The Ohio Senate
Energy and Natural Resources Committee
Testimony on Substitute House Bill 114
(Renewable Energy and Energy Efficiency Standards)
On Behalf of the
Office of the Ohio Consumers’ Counsel
January 10, 2018
Hello Chair Balderson, Vice-Chair Jordan, Ranking Minority Member O'Brien, and members of the Committee. I am Colleen Shutrump, an energy resource analyst for the Office of the Ohio Consumers’ Counsel, where my focus in on consumer issues involving alternative energy. The issues in House Bill 114 (Bill) affect millions of Ohio electric customers. I am testifying today with updates on two of the Consumers’ Counsel’s consumer protection recommendations for the Bill. Our other recommendations are in our earlier Senate testimony, dated October 18, 2017.
The Ohio Consumers’ Counsel supports energy efficiency as a way for Ohioans to save money.
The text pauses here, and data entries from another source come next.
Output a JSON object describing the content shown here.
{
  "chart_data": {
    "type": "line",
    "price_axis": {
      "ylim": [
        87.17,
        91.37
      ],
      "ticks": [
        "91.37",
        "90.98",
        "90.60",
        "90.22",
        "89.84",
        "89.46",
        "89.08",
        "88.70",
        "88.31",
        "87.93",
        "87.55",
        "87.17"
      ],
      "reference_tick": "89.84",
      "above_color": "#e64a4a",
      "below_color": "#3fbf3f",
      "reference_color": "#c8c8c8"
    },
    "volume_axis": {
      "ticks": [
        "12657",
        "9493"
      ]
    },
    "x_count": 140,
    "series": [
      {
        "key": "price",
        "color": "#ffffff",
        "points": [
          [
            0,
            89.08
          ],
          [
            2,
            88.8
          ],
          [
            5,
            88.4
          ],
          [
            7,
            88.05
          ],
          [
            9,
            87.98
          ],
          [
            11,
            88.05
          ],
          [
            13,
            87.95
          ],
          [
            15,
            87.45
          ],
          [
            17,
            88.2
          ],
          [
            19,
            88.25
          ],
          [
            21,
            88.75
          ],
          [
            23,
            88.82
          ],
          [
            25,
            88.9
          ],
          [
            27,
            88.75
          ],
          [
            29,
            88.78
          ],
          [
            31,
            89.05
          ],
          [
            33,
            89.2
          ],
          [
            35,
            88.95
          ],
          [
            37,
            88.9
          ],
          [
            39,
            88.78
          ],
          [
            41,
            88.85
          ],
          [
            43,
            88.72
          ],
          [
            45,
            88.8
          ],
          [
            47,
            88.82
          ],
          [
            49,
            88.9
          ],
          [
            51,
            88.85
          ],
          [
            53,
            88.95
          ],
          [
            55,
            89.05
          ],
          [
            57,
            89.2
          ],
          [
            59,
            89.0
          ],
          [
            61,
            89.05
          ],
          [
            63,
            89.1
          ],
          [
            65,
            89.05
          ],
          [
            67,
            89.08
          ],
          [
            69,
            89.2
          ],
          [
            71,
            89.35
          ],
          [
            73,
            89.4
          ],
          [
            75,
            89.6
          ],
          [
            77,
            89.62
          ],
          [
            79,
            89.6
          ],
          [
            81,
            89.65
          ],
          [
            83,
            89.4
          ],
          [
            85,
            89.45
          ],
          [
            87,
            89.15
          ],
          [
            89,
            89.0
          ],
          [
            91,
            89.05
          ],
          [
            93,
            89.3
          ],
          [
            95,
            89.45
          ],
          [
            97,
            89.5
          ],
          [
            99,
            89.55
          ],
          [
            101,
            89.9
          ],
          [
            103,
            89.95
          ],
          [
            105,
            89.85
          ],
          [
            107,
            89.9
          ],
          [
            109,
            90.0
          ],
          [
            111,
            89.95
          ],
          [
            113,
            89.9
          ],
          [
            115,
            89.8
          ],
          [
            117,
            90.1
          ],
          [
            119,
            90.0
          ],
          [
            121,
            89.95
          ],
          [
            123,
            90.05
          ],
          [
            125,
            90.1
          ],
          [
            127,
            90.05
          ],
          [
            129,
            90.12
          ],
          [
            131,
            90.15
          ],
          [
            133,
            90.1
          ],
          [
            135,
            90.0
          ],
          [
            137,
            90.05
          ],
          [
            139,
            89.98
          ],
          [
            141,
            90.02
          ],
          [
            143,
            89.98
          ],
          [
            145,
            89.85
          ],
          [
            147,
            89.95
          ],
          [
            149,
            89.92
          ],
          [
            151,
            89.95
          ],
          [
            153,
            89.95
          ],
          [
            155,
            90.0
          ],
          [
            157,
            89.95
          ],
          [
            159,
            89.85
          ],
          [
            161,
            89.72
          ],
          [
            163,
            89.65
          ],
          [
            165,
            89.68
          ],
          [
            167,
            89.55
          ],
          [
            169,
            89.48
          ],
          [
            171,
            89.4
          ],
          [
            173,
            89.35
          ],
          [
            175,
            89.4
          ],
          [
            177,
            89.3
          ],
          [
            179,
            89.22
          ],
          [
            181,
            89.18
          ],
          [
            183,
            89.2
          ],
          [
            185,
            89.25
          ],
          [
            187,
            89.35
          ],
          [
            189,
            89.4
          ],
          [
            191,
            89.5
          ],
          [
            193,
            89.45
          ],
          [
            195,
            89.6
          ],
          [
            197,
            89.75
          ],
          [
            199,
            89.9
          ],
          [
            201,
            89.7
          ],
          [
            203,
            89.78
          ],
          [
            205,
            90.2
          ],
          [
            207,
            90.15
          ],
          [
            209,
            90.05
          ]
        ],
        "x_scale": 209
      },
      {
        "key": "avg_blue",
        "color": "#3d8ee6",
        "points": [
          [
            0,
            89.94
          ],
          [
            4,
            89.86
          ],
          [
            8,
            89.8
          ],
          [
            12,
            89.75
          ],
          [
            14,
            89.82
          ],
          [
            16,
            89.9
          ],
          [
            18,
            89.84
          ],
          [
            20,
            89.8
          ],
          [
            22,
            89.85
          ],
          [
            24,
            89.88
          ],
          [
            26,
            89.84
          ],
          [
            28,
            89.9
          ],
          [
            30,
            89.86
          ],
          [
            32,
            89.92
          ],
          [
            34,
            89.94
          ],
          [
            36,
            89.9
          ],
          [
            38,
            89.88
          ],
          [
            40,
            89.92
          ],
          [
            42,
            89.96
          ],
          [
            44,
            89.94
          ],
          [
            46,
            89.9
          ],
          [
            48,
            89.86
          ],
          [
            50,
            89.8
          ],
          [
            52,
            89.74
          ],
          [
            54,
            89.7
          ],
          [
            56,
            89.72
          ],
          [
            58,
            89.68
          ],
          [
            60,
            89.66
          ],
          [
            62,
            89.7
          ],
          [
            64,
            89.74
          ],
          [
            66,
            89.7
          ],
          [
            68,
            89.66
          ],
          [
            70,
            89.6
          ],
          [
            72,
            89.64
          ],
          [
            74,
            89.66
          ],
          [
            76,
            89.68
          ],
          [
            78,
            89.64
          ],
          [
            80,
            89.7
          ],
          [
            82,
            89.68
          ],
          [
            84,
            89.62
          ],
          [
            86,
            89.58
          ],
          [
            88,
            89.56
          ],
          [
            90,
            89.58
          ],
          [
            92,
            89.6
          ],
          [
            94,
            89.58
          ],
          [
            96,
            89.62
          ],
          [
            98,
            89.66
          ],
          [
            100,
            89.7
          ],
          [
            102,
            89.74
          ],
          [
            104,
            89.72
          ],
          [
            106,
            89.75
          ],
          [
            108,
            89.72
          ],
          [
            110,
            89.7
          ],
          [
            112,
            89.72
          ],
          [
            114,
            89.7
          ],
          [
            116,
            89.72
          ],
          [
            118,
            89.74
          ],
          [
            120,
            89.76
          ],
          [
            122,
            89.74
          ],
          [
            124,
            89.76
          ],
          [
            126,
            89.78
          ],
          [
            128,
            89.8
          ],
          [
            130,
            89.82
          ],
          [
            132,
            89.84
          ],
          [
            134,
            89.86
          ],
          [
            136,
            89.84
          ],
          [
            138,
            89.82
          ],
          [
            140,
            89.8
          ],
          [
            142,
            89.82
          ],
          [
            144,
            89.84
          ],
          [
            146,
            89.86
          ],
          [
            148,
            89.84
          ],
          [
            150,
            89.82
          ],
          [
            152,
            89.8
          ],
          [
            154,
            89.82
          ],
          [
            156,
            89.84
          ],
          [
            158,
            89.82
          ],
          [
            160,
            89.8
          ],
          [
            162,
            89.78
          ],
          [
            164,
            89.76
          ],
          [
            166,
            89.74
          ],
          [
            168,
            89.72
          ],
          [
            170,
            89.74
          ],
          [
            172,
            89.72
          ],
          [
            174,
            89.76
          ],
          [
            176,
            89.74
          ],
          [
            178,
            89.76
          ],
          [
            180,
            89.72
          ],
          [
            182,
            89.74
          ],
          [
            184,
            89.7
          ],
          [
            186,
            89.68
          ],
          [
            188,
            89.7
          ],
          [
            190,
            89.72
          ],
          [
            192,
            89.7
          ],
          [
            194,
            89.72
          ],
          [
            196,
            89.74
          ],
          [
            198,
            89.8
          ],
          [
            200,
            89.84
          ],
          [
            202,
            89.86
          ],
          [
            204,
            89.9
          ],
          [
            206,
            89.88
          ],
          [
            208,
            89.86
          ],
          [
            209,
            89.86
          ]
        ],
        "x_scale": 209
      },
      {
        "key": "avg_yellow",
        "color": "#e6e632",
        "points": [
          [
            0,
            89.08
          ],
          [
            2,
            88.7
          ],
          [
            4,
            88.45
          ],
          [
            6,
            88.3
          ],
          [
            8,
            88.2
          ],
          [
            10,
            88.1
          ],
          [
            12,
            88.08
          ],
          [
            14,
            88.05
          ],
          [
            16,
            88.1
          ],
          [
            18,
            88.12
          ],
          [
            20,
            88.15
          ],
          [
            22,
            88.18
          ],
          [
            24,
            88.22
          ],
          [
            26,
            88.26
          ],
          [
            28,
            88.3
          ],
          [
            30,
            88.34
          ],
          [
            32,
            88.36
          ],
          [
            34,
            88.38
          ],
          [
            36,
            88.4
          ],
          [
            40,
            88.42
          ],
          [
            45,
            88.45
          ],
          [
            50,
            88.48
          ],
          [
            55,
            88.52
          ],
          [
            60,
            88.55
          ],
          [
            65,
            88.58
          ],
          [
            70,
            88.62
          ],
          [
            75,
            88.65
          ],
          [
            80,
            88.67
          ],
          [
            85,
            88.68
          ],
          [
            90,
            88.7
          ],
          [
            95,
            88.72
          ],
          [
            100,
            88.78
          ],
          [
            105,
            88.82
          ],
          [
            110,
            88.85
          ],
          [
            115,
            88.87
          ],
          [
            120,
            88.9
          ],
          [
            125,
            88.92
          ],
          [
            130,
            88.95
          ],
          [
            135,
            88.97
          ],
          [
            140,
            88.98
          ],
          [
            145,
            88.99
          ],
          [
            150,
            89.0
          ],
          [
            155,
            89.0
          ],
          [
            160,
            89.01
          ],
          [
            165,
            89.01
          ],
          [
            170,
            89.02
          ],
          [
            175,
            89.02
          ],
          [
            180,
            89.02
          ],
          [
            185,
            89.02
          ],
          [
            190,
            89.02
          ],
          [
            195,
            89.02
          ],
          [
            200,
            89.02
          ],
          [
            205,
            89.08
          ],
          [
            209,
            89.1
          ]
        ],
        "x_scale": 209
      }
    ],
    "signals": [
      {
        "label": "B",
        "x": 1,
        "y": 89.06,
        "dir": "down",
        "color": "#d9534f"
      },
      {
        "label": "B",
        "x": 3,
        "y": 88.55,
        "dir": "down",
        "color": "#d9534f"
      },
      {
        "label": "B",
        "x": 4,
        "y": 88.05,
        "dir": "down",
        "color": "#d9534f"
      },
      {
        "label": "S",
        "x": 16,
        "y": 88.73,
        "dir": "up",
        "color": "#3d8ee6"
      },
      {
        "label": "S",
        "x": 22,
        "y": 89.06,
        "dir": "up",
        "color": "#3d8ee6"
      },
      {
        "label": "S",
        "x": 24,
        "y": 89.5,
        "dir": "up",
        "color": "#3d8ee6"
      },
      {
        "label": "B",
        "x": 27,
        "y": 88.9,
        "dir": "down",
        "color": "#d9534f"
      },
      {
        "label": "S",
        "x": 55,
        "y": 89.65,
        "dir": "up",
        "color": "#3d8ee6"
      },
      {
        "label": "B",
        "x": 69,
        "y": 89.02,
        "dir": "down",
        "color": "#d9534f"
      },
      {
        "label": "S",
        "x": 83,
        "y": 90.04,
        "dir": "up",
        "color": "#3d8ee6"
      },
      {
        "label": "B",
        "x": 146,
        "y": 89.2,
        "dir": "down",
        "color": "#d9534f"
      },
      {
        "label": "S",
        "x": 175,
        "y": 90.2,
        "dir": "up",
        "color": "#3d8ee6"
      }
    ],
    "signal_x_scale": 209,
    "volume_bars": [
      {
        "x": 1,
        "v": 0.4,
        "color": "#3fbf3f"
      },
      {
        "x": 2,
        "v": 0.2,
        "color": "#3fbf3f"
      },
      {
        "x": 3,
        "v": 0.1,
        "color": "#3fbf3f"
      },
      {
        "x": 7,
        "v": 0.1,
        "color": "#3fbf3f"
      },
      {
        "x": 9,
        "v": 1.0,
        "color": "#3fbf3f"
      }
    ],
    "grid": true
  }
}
In this regard, we support energy efficiency that Ohioans employ on their own in the market without government-ordered, consumer-funded utility programs. And we support a reasonable level of energy efficiency through government-ordered, consumer-funded utility programs. Regardless of whether utility programs are mandated or voluntary under the law, Ohio consumers should be protected from paying too much for these energy efficiency programs. And Ohioans should be protected from paying excessive utility profits on energy efficiency.
Accordingly, there should be an annual limit on the amount that utilities can charge customers for energy efficiency program costs, utility profits, and lost revenues. A cap equal to a maximum of 4% of each utility’s annual revenues would allow significant funding for energy efficiency programs, while protecting customers with a limit on how much money utilities could collect for energy efficiency programs. The PUCO should be given the discretion to impose a lower cap.
Our update is that FirstEnergy has now asked the PUCO to reconsider its Order (in Case 16-743-EL- POR) where the PUCO established a 4% cap on the sum of energy efficiency program costs and utility profits. FirstEnergy is claiming that the PUCO lacks the legal authority to impose a cap. Its reconsideration request is a prerequisite for appealing the PUCO’s limit on energy efficiency charges to FirstEnergy’s consumers. That means FirstEnergy could appeal the PUCO’s decision that limited FirstEnergy’s energy efficiency charges to consumers. Consumer protection on this issue (with authority for the PUCO to set a 4 % limit on utility charges) should be added to House Bill 114.
Additionally, Section 7 of the Bill should be removed. This section of the Bill would require the Ohio Development Services Agency to allocate 25% of funds from the federal Low-Income Home Energy Assistance Program (HEAP) to low-income weatherization projects. This re-allocation would be at the expense of the vital use of the funds for assisting the neediest Ohioans with payment of their energy utility bills. The highest and best use of HEAP funds should be for assisting low-income Ohioans with bill payments for maintaining their utility service (especially during Ohio's winter heating season). The imperative for assisting the neediest Ohioans with their utility bill payments is reflected in recent data showing there were approximately 450,000 residential utility consumers disconnected by electric and natural gas utilities between June 1, 2016 and May 31, 2017.
Moreover, this issue of HEAP weatherization funding was recently addressed in section 259.80 of the Ohio budget bill, Amended Substitute House Bill 49, where the General Assembly increased the allocation of HEAP funding for weatherization to 20%. The issue should not be revisited in House Bill 114.
Our update is that, according to the attached news story in ideastream on January 1, 2018, consumer applications for bill payment assistance are up about 20% in Cuyahoga County this season. That reflects the vital need for preserving funds for bill payment assistance.
Finally, we have heard some informal discussion that other energy-related issues affecting consumers might be added to House Bill 114. If additional legislative issues are added for consideration in this Bill, we respectfully look forward to an opportunity for further public testimony on the Bill.
In closing, thank you for the opportunity to make recommendations for protection of Ohio utility consumers.